Tom Holland Wants Marvel To Represent More Than The "Straight White Guy"

The Marvel Cinematic Universe got a lot more diverse in Phase 3, and Phase 4 is set to introduce an even more diverse roster of heroes, in wake of Avengers: Endgame. One Marvel actor who seems to be all for that diversifying of the franchise is Spider-Man: Far From Home star, Tom Holland.

In a recent interview Holland framed the matter in a pretty straightforward and blunt way, stating that the MCU needs to reflect a world that, "isn't as simple as a straight white guy."

Holland was talking with Gay Times about the need for big mega franchises like the Marvel Cinematic Universe to continue pursuing greater diversity, and was asked if fans should expect to see a major LGBTQ Marvel character in the coming years. As the Spider-Man actor responded:

"Yeah of course. I can't talk about the future of the character because honestly I don't know and it's out of my hands. But I do know a lot about the future of Marvel, and they are going to be representing lots of different people in the next few years. The world isn't as simple as a straight white guy. It doesn't end there, and these films need to represent more than one type of person."

Ever since making his MCU debut as Spider-Man in Captain Marvel: Civil War, Tom Holland has quickly been brought up to speed on what it means to be a headlining Marvel star. So far, the young actor has landed on his feet when it comes to the celebrity a Marvel role like Spider-Man brings: he's always warm, charming, and humble in person, and has adapted well to welcoming a global-sized audience of many diverse fans, in a very open and genuine way.

His onscreen version of Peter Parker has also been subtly updated for a modern world: Peter's primary group of friends / love interests (Ned, MJ, Liz, Flash, and new rival Ben Davis) are predominantly people of color, in reflection of the modern NYC and Queens neighborhoods we know of today.

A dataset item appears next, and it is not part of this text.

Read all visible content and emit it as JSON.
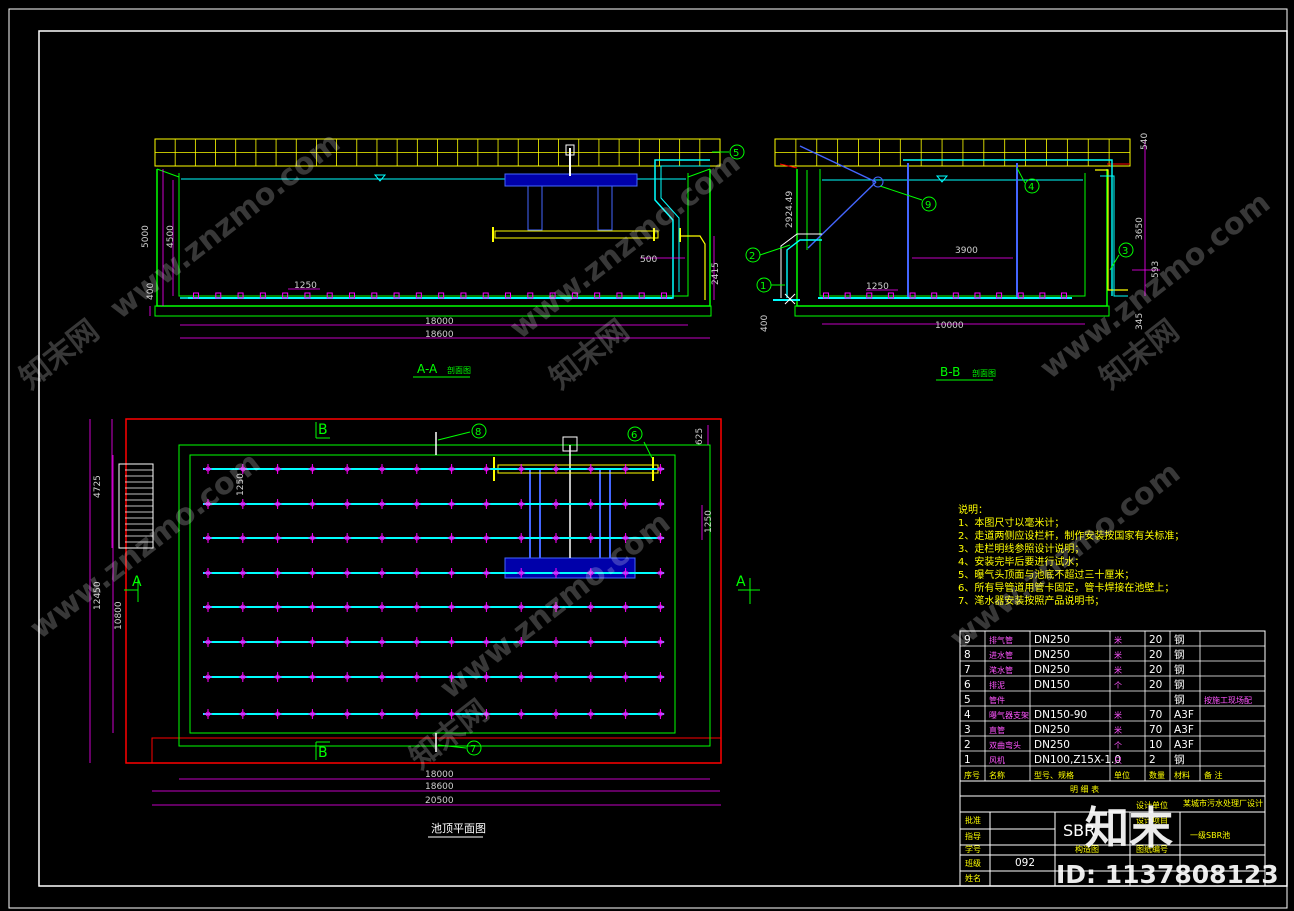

In fact, Spider-Man: Homecoming's biggest and best twist hinged on subverting audience expectations about race, as Peter's high school crush Liz (Laura Harrier) was actually the bi-racial daughter of Vulture (Michael Keaton). All in all, Spider-Man has been one of the first MCU franchises to really implement a diverse cast, without making the diversity and "event" in and of itself.

As for the rest of the MCU: Black Widow will be the second female-led film in the franchise; Shang-Chi will be the first Asian-led production; while major LGBTQ characters have been rumored to be soon making their debut as well.


Spider-Man: Far From Home and Avengers: Endgame are now in theaters, with Endgamehitting digital on July 30th and Blu-ray on August 13th. Captain Marvel is now available digitally and on home media.